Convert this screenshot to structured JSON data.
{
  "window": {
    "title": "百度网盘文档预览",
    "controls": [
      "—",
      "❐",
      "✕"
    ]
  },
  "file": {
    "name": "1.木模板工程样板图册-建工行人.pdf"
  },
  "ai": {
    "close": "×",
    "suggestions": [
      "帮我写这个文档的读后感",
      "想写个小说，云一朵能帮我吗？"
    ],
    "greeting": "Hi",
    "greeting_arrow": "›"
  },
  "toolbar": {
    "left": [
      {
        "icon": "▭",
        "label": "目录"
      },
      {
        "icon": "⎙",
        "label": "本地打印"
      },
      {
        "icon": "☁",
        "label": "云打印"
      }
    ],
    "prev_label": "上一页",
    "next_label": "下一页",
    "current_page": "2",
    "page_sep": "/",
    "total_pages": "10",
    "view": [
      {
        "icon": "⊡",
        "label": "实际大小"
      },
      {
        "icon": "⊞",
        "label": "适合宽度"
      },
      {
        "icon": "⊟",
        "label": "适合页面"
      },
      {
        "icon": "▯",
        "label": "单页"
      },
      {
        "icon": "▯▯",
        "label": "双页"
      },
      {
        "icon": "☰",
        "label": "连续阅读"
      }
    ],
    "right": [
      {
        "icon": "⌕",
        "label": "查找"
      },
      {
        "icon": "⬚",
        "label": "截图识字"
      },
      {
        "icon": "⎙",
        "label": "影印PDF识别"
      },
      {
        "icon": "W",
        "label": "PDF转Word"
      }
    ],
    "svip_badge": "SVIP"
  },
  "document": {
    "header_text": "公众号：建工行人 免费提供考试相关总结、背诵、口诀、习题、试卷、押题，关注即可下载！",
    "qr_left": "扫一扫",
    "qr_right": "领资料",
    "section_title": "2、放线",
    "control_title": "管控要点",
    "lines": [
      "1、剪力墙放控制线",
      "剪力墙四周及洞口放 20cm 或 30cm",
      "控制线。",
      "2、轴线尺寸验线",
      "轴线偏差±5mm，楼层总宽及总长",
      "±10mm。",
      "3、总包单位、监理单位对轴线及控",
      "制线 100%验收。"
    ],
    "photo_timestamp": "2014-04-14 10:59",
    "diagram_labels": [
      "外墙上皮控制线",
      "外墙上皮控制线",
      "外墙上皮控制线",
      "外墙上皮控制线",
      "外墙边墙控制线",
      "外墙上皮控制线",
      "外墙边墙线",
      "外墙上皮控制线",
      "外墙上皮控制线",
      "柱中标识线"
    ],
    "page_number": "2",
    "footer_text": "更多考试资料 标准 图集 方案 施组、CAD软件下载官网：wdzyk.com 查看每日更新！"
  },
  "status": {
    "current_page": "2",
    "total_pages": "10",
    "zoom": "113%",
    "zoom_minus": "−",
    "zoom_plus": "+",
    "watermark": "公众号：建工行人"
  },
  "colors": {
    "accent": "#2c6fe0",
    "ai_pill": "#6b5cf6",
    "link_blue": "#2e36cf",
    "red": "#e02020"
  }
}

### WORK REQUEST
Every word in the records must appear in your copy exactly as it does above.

### EXERCISE RESPONSE
Convert this screenshot to structured JSON data.
{
  "window": {
    "title": "百度网盘文档预览",
    "controls": [
      "—",
      "❐",
      "✕"
    ]
  },
  "file": {
    "name": "1.木模板工程样板图册-建工行人.pdf"
  },
  "ai": {
    "close": "×",
    "suggestions": [
      "帮我写这个文档的读后感",
      "想写个小说，云一朵能帮我吗？"
    ],
    "greeting": "Hi",
    "greeting_arrow": "›"
  },
  "toolbar": {
    "left": [
      {
        "icon": "▭",
        "label": "目录"
      },
      {
        "icon": "⎙",
        "label": "本地打印"
      },
      {
        "icon": "☁",
        "label": "云打印"
      }
    ],
    "prev_label": "上一页",
    "next_label": "下一页",
    "current_page": "2",
    "page_sep": "/",
    "total_pages": "10",
    "view": [
      {
        "icon": "⊡",
        "label": "实际大小"
      },
      {
        "icon": "⊞",
        "label": "适合宽度"
      },
      {
        "icon": "⊟",
        "label": "适合页面"
      },
      {
        "icon": "▯",
        "label": "单页"
      },
      {
        "icon": "▯▯",
        "label": "双页"
      },
      {
        "icon": "☰",
        "label": "连续阅读"
      }
    ],
    "right": [
      {
        "icon": "⌕",
        "label": "查找"
      },
      {
        "icon": "⬚",
        "label": "截图识字"
      },
      {
        "icon": "⎙",
        "label": "影印PDF识别"
      },
      {
        "icon": "W",
        "label": "PDF转Word"
      }
    ],
    "svip_badge": "SVIP"
  },
  "document": {
    "header_text": "公众号：建工行人 免费提供考试相关总结、背诵、口诀、习题、试卷、押题，关注即可下载！",
    "qr_left": "扫一扫",
    "qr_right": "领资料",
    "section_title": "2、放线",
    "control_title": "管控要点",
    "lines": [
      "1、剪力墙放控制线",
      "剪力墙四周及洞口放 20cm 或 30cm",
      "控制线。",
      "2、轴线尺寸验线",
      "轴线偏差±5mm，楼层总宽及总长",
      "±10mm。",
      "3、总包单位、监理单位对轴线及控",
      "制线 100%验收。"
    ],
    "photo_timestamp": "2014-04-14 10:59",
    "diagram_labels": [
      "外墙上皮控制线",
      "外墙上皮控制线",
      "外墙上皮控制线",
      "外墙上皮控制线",
      "外墙边墙控制线",
      "外墙上皮控制线",
      "外墙边墙线",
      "外墙上皮控制线",
      "外墙上皮控制线",
      "柱中标识线"
    ],
    "page_number": "2",
    "footer_text": "更多考试资料 标准 图集 方案 施组、CAD软件下载官网：wdzyk.com 查看每日更新！"
  },
  "status": {
    "current_page": "2",
    "total_pages": "10",
    "zoom": "113%",
    "zoom_minus": "−",
    "zoom_plus": "+",
    "watermark": "公众号：建工行人"
  },
  "colors": {
    "accent": "#2c6fe0",
    "ai_pill": "#6b5cf6",
    "link_blue": "#2e36cf",
    "red": "#e02020"
  }
}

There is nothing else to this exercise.